No decision has been reached on whether Berlin will approve the supply of Leopard 2 tanks to Ukraine at Ramstein Air Force base summit of global defence leaders in Germany on Friday (20 January).
The BBC reports that the Polish Defence Minister, Mariusz Blaszczak, remains optimistic that efforts to supply the tanks would be successful, saying, "Defence ministers of 15 countries met on the sidelines of today's conference and we talked about this topic...I am convinced that coalition building will end in success."
Both leading up to and during the summit on Friday, numerous countries had made separate pledges of military equipment to Ukraine.
On 17 January, the Dutch Prime Minister Mark Rutte announced that the Netherlands would provide Ukraine with a Patriot missile defence system. On 19 January, Foreign Minister Wopke Hoekstra said that the country would have an "open mind" about sending Ukraine F-16 fighter jets, while Defence Minister Kajsa Ollongren said that the country would be willing to pay for German Leopard 2 tanks to be sent to Ukraine.

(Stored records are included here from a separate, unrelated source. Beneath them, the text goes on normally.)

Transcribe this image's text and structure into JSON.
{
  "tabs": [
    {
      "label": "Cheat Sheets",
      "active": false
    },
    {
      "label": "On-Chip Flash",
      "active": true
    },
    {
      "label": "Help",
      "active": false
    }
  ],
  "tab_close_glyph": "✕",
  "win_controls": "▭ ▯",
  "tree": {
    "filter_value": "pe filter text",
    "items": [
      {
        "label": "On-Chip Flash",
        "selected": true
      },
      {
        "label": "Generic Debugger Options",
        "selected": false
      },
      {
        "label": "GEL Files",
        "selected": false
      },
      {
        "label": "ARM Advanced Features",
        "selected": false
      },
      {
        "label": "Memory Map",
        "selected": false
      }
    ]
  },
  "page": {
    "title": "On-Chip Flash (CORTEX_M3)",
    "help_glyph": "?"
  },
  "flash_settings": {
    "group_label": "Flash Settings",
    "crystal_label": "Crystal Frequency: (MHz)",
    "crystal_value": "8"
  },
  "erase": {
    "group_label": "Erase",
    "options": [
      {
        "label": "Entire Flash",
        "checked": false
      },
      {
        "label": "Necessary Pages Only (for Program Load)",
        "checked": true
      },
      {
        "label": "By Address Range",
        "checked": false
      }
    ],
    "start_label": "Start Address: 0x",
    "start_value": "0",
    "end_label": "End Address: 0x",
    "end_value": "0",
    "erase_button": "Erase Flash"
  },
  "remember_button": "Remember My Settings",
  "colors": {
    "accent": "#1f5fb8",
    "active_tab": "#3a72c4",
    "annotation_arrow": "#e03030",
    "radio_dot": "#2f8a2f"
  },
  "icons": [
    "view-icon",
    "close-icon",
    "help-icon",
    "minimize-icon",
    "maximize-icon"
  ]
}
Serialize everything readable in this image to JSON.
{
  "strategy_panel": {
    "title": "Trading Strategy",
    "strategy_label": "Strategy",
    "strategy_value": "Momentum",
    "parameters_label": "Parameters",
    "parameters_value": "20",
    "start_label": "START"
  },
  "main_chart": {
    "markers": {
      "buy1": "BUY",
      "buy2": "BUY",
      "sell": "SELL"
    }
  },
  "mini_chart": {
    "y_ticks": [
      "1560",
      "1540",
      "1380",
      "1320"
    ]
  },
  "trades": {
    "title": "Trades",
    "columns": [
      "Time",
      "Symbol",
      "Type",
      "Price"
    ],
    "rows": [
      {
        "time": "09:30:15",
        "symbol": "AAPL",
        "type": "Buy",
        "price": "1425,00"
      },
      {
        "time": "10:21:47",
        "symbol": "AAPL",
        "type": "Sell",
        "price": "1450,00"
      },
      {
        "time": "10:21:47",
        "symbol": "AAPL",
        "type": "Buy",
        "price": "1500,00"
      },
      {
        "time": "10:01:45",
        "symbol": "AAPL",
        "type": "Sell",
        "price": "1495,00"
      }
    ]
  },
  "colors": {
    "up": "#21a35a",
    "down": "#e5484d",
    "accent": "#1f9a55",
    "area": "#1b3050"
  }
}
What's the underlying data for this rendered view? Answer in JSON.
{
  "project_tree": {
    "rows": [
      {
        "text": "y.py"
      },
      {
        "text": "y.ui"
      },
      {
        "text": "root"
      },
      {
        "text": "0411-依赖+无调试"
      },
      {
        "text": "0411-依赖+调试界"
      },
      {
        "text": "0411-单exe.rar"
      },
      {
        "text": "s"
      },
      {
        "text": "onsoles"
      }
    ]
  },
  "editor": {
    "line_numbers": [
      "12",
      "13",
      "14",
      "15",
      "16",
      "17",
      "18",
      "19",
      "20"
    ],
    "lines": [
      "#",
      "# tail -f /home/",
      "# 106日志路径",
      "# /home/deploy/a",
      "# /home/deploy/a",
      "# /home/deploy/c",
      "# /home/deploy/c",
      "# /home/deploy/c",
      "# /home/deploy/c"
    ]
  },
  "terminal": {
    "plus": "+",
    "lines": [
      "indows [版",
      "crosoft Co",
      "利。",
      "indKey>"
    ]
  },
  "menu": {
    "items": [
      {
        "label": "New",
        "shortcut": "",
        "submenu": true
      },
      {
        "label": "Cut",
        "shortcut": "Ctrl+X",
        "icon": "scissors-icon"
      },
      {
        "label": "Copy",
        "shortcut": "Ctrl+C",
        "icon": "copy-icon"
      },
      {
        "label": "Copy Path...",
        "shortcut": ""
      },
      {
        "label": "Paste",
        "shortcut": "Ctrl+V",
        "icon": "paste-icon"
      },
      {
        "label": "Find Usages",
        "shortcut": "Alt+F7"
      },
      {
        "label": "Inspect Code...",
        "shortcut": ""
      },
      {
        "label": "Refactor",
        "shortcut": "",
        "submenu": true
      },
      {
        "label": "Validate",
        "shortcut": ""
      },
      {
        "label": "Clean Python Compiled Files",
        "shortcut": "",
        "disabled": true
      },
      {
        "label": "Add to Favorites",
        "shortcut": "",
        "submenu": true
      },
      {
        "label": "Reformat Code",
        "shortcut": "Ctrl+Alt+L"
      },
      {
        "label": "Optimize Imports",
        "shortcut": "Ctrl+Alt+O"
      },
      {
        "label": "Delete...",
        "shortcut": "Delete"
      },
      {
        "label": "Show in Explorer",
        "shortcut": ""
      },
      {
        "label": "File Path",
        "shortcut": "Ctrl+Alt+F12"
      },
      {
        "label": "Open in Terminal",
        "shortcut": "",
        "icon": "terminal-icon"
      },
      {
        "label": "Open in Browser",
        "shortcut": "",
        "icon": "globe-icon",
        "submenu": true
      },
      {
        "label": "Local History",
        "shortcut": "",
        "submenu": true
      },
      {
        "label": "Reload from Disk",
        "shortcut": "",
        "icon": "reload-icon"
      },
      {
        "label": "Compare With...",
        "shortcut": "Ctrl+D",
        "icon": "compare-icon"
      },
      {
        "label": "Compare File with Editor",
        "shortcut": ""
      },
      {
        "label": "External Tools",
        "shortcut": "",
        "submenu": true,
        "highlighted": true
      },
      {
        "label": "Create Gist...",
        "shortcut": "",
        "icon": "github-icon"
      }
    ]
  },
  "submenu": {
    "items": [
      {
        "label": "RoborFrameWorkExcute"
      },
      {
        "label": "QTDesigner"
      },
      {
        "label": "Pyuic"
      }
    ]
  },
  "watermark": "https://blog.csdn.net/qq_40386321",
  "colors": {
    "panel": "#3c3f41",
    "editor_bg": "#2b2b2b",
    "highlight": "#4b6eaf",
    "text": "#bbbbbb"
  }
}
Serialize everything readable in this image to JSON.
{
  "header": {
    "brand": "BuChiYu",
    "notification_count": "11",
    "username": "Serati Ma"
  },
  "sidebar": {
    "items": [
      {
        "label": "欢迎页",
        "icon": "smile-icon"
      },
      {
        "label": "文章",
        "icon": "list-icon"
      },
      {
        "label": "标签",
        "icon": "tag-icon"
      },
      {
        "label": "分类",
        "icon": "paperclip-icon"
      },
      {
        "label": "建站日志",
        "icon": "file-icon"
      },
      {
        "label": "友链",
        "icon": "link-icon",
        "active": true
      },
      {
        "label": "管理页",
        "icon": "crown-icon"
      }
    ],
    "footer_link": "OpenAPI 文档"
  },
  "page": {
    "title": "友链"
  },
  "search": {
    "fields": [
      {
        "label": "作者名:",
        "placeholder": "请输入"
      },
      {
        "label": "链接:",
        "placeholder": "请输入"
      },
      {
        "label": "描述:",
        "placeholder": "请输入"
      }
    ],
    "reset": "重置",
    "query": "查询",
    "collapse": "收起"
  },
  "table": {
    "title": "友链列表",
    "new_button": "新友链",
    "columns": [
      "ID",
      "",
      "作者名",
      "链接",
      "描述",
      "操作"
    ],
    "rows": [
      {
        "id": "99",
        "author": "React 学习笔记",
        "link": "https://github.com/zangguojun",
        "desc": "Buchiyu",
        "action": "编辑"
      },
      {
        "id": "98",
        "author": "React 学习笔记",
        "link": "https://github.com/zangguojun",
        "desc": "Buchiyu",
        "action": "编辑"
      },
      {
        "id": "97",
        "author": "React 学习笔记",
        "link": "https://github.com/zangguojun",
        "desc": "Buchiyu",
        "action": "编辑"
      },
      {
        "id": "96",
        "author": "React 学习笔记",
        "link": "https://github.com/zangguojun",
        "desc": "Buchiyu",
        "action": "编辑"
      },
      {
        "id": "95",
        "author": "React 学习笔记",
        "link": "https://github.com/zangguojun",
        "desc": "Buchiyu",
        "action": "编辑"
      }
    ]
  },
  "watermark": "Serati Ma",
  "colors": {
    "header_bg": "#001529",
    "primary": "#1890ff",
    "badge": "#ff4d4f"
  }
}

On 18 January, Canadian Defence Minister Anita Anand announced on a surprise visit to Kyiv that her country would donate 200 Senator armoured personnel carriers worth $90m in total. This is on top of the $406 million sum to purchase a National Advanced Surface-to-Air Missile System from the United States to donate to Ukraine, announced last week.
On 19 January, representatives of 11 countries met at the Tapa Army Base in Estonia and released a joint statement dubbed "The Tallinn Pledge", with Denmark, the Czech Republic, Estonia, Latvia, Lithuania, Poland, Slovakia and the United Kingdom all donating further military support to Ukraine. The joint statement - and the donations per country - can be read on the UK government website here.
Also on 19 January, Swedish Prime Minister Ulf Kristersson announced that his country would be providing Ukraine with 50 T-90 infantry fighting vehicles, as well as the Archer artillery system. The package, worth $419m, will also include portable NLAW anti-tank weapons, mine-clearing equipment and assault rifles.
On 20 January as the Ramstein meeting was ongoing, Finland announced a record €400m package of military support, the contents of which has remained undisclosed for security reasons.
German Defence Minister Boris Pistorius also announced a €1bn package of military aid on 20 January, reportedly including a Patriot missile system, seven Gepard anti-aircraft self-propelled artillery, Iris-T anti-aircraft missile complexes, additional guided missiles, and training for troops.
But by far the biggest tranche of military aid to Ukraine will come from the United States, who on 19 January announced a $2.5bn package, the full contents of which can be read on the US government website here.
source: commonspace.eu with agencies, UK Government and US Government